▶ WHAT YOU HAVE TO DO: Find the string "social" in the entries and copy each line that has it.

┌──

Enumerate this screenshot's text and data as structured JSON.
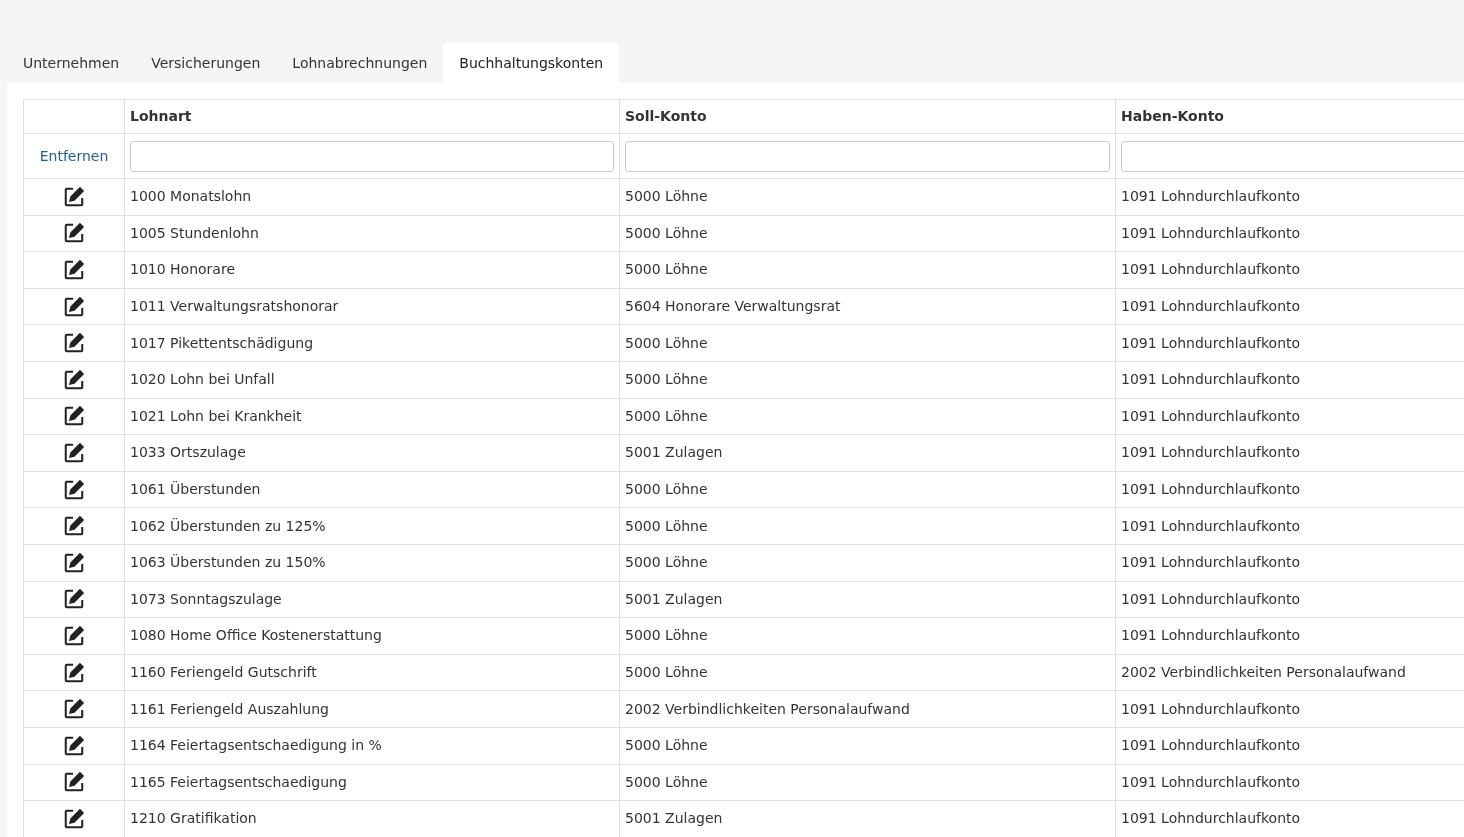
{
  "tabs": [
    {
      "label": "Unternehmen",
      "selected": false
    },
    {
      "label": "Versicherungen",
      "selected": false
    },
    {
      "label": "Lohnabrechnungen",
      "selected": false
    },
    {
      "label": "Buchhaltungskonten",
      "selected": true
    }
  ],
  "table": {
    "columns": [
      "Lohnart",
      "Soll-Konto",
      "Haben-Konto"
    ],
    "filter_row": {
      "remove_link": "Entfernen"
    },
    "rows": [
      [
        "1000 Monatslohn",
        "5000 Löhne",
        "1091 Lohndurchlaufkonto"
      ],
      [
        "1005 Stundenlohn",
        "5000 Löhne",
        "1091 Lohndurchlaufkonto"
      ],
      [
        "1010 Honorare",
        "5000 Löhne",
        "1091 Lohndurchlaufkonto"
      ],
      [
        "1011 Verwaltungsratshonorar",
        "5604 Honorare Verwaltungsrat",
        "1091 Lohndurchlaufkonto"
      ],
      [
        "1017 Pikettentschädigung",
        "5000 Löhne",
        "1091 Lohndurchlaufkonto"
      ],
      [
        "1020 Lohn bei Unfall",
        "5000 Löhne",
        "1091 Lohndurchlaufkonto"
      ],
      [
        "1021 Lohn bei Krankheit",
        "5000 Löhne",
        "1091 Lohndurchlaufkonto"
      ],
      [
        "1033 Ortszulage",
        "5001 Zulagen",
        "1091 Lohndurchlaufkonto"
      ],
      [
        "1061 Überstunden",
        "5000 Löhne",
        "1091 Lohndurchlaufkonto"
      ],
      [
        "1062 Überstunden zu 125%",
        "5000 Löhne",
        "1091 Lohndurchlaufkonto"
      ],
      [
        "1063 Überstunden zu 150%",
        "5000 Löhne",
        "1091 Lohndurchlaufkonto"
      ],
      [
        "1073 Sonntagszulage",
        "5001 Zulagen",
        "1091 Lohndurchlaufkonto"
      ],
      [
        "1080 Home Office Kostenerstattung",
        "5000 Löhne",
        "1091 Lohndurchlaufkonto"
      ],
      [
        "1160 Feriengeld Gutschrift",
        "5000 Löhne",
        "2002 Verbindlichkeiten Personalaufwand"
      ],
      [
        "1161 Feriengeld Auszahlung",
        "2002 Verbindlichkeiten Personalaufwand",
        "1091 Lohndurchlaufkonto"
      ],
      [
        "1164 Feiertagsentschaedigung in %",
        "5000 Löhne",
        "1091 Lohndurchlaufkonto"
      ],
      [
        "1165 Feiertagsentschaedigung",
        "5000 Löhne",
        "1091 Lohndurchlaufkonto"
      ],
      [
        "1210 Gratifikation",
        "5001 Zulagen",
        "1091 Lohndurchlaufkonto"
      ]
    ]
  }
}
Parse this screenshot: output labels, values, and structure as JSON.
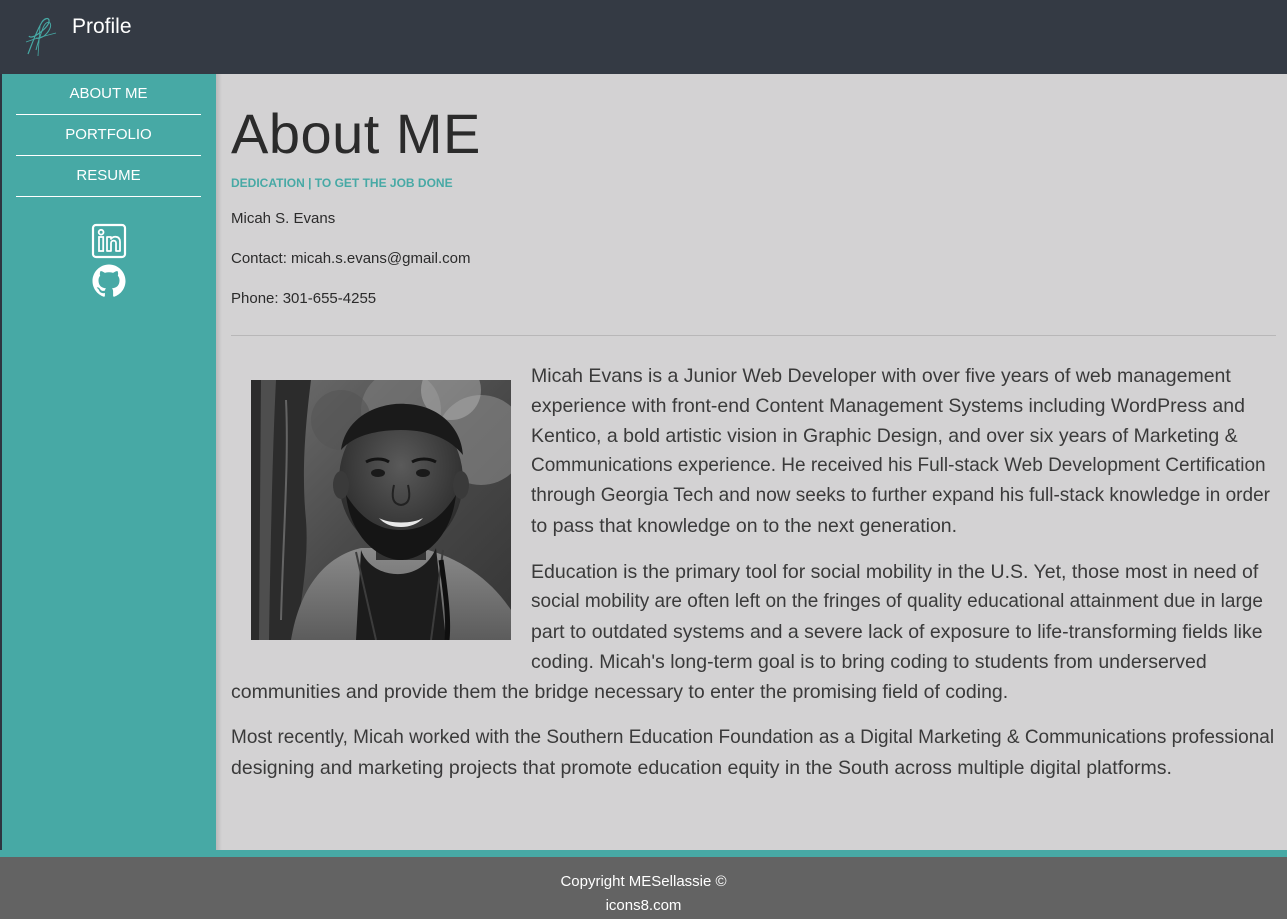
{
  "header": {
    "logo_icon": "signature-logo-icon",
    "brand": "Profile"
  },
  "sidebar": {
    "items": [
      {
        "label": "ABOUT ME"
      },
      {
        "label": "PORTFOLIO"
      },
      {
        "label": "RESUME"
      }
    ],
    "social": [
      {
        "icon": "linkedin-icon"
      },
      {
        "icon": "github-icon"
      }
    ]
  },
  "main": {
    "title": "About ME",
    "tagline": "DEDICATION | TO GET THE JOB DONE",
    "name": "Micah S. Evans",
    "contact": "Contact: micah.s.evans@gmail.com",
    "phone": "Phone: 301-655-4255",
    "bio": {
      "p1_lines": [
        "Micah Evans is a Junior Web Developer with over five years of web management",
        "experience with front-end Content Management Systems including WordPress and",
        "Kentico, a bold artistic vision in Graphic Design, and over six years of Marketing &",
        "Communications experience. He received his Full-stack Web Development Certification",
        "through Georgia Tech and now seeks to further expand his full-stack knowledge in order",
        "to pass that knowledge on to the next generation."
      ],
      "p2_lines": [
        "Education is the primary tool for social mobility in the U.S. Yet, those most in need of",
        "social mobility are often left on the fringes of quality educational attainment due in large",
        "part to outdated systems and a severe lack of exposure to life-transforming fields like",
        "coding. Micah's long-term goal is to bring coding to students from underserved",
        "communities and provide them the bridge necessary to enter the promising field of coding."
      ],
      "p3_lines": [
        "Most recently, Micah worked with the Southern Education Foundation as a Digital Marketing & Communications professional",
        "designing and marketing projects that promote education equity in the South across multiple digital platforms."
      ]
    }
  },
  "footer": {
    "copyright": "Copyright MESellassie ©",
    "credit": "icons8.com"
  },
  "colors": {
    "accent": "#47a9a5",
    "header": "#343a44",
    "content_bg": "#d3d2d3",
    "footer": "#636363"
  }
}
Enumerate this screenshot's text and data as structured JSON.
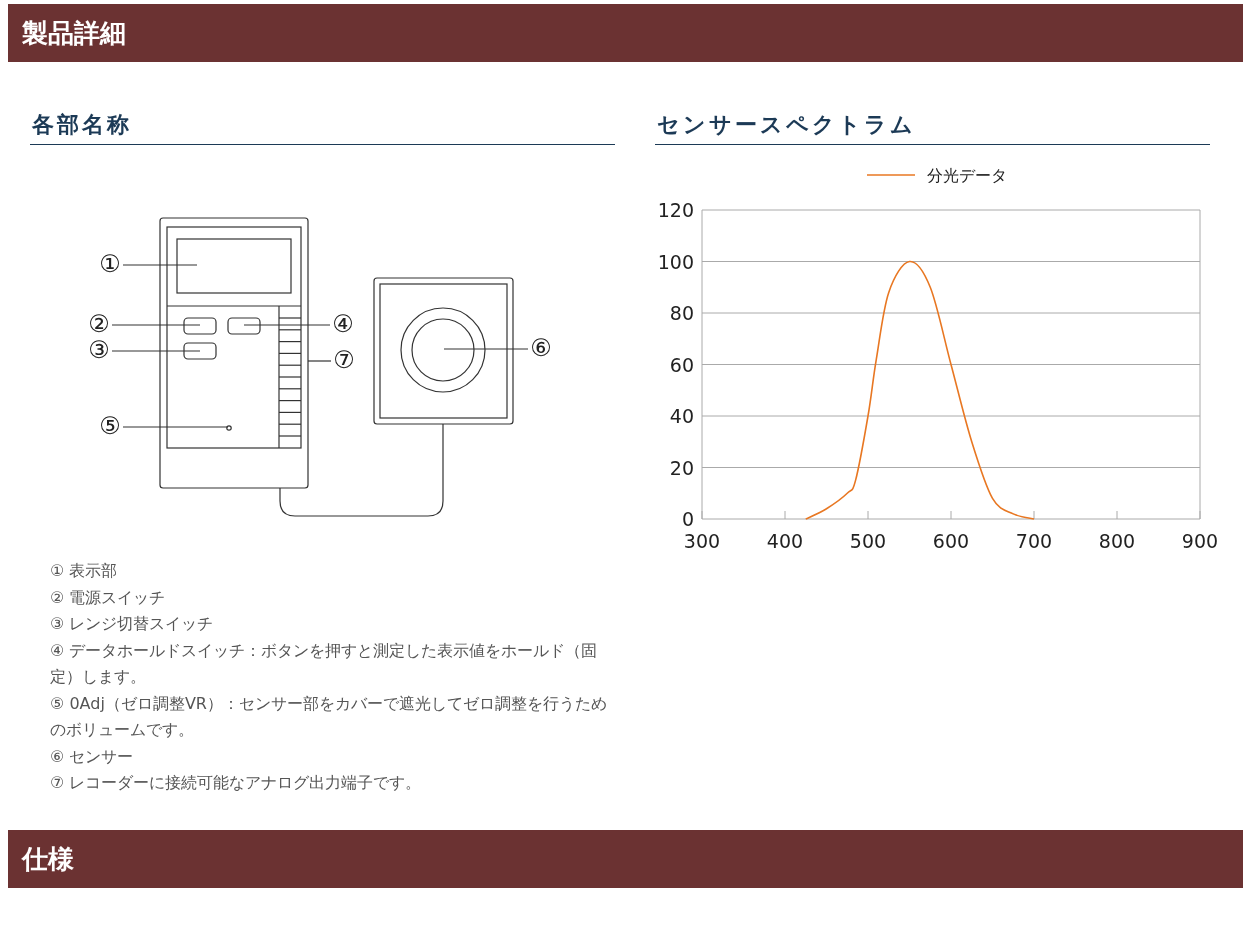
{
  "sections": [
    {
      "title": "製品詳細"
    },
    {
      "title": "仕様"
    }
  ],
  "parts": {
    "heading": "各部名称",
    "callouts": [
      "①",
      "②",
      "③",
      "④",
      "⑤",
      "⑥",
      "⑦"
    ],
    "descriptions": [
      "① 表示部",
      "② 電源スイッチ",
      "③ レンジ切替スイッチ",
      "④ データホールドスイッチ：ボタンを押すと測定した表示値をホールド（固定）します。",
      "⑤ 0Adj（ゼロ調整VR）：センサー部をカバーで遮光してゼロ調整を行うためのボリュームです。",
      "⑥ センサー",
      "⑦ レコーダーに接続可能なアナログ出力端子です。"
    ]
  },
  "spectrum": {
    "heading": "センサースペクトラム",
    "chart_data": {
      "type": "line",
      "x": [
        425,
        450,
        475,
        485,
        500,
        510,
        525,
        550,
        575,
        600,
        625,
        650,
        675,
        700
      ],
      "series": [
        {
          "name": "分光データ",
          "color": "#e87722",
          "values": [
            0,
            4,
            10,
            15,
            40,
            62,
            88,
            100,
            90,
            60,
            30,
            8,
            2,
            0
          ]
        }
      ],
      "xlim": [
        300,
        900
      ],
      "ylim": [
        0,
        120
      ],
      "xticks": [
        300,
        400,
        500,
        600,
        700,
        800,
        900
      ],
      "yticks": [
        0,
        20,
        40,
        60,
        80,
        100,
        120
      ],
      "grid": true
    }
  }
}
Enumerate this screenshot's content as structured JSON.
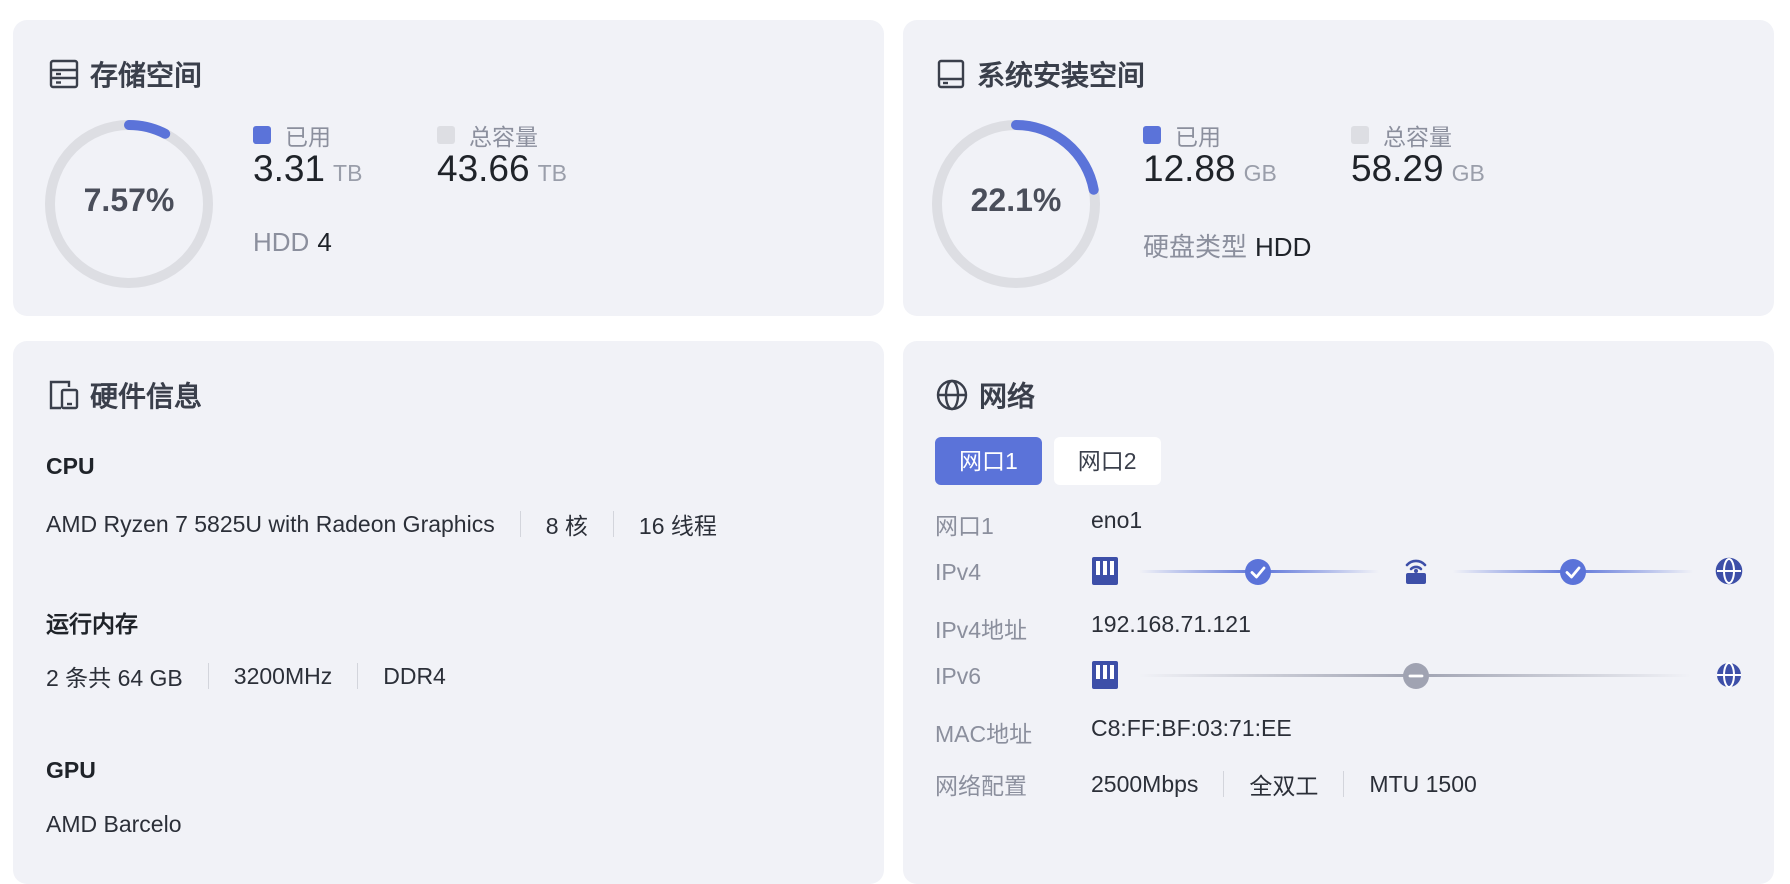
{
  "storage": {
    "title": "存储空间",
    "icon": "storage-icon",
    "percent_label": "7.57%",
    "percent_value": 7.57,
    "used_label": "已用",
    "used_value": "3.31",
    "used_unit": "TB",
    "total_label": "总容量",
    "total_value": "43.66",
    "total_unit": "TB",
    "disk_key": "HDD",
    "disk_value": "4"
  },
  "system_storage": {
    "title": "系统安装空间",
    "icon": "drive-icon",
    "percent_label": "22.1%",
    "percent_value": 22.1,
    "used_label": "已用",
    "used_value": "12.88",
    "used_unit": "GB",
    "total_label": "总容量",
    "total_value": "58.29",
    "total_unit": "GB",
    "disk_key": "硬盘类型",
    "disk_value": "HDD"
  },
  "hardware": {
    "title": "硬件信息",
    "icon": "devices-icon",
    "cpu_heading": "CPU",
    "cpu_items": [
      "AMD Ryzen 7 5825U with Radeon Graphics",
      "8 核",
      "16 线程"
    ],
    "mem_heading": "运行内存",
    "mem_items": [
      "2 条共 64 GB",
      "3200MHz",
      "DDR4"
    ],
    "gpu_heading": "GPU",
    "gpu_items": [
      "AMD Barcelo"
    ]
  },
  "network": {
    "title": "网络",
    "icon": "globe-icon",
    "tabs": [
      "网口1",
      "网口2"
    ],
    "active_tab": 0,
    "rows": {
      "port_key": "网口1",
      "port_value": "eno1",
      "ipv4_key": "IPv4",
      "ipv4_addr_key": "IPv4地址",
      "ipv4_addr_value": "192.168.71.121",
      "ipv6_key": "IPv6",
      "mac_key": "MAC地址",
      "mac_value": "C8:FF:BF:03:71:EE",
      "config_key": "网络配置",
      "config_items": [
        "2500Mbps",
        "全双工",
        "MTU 1500"
      ]
    }
  },
  "colors": {
    "accent": "#5b73d9",
    "ring_track": "#dddee3",
    "card_bg": "#f1f2f7",
    "muted": "#8b8f9d"
  }
}
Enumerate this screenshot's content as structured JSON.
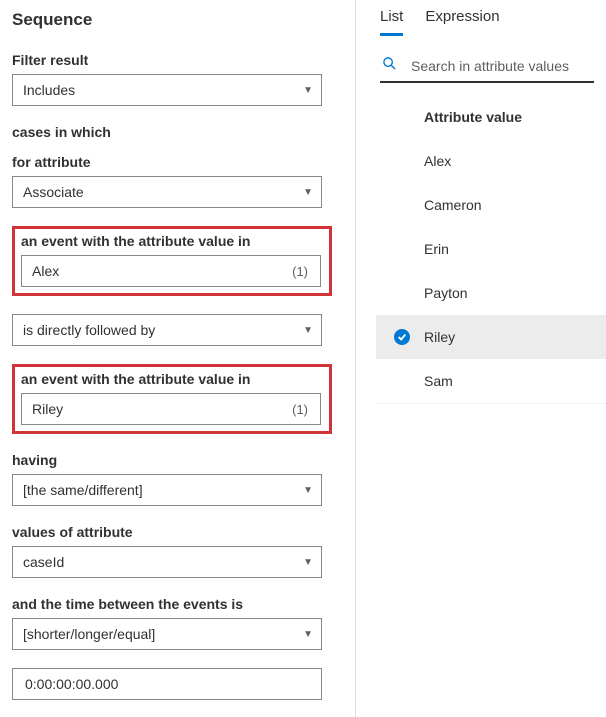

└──

▶ RESULT FOR THIS EXERCISE:
    "social": [
        "Education is the primary tool for social mobility in the U.S. Yet, those most in need of",
        "social mobility are often left on the fringes of quality educational attainment due in large",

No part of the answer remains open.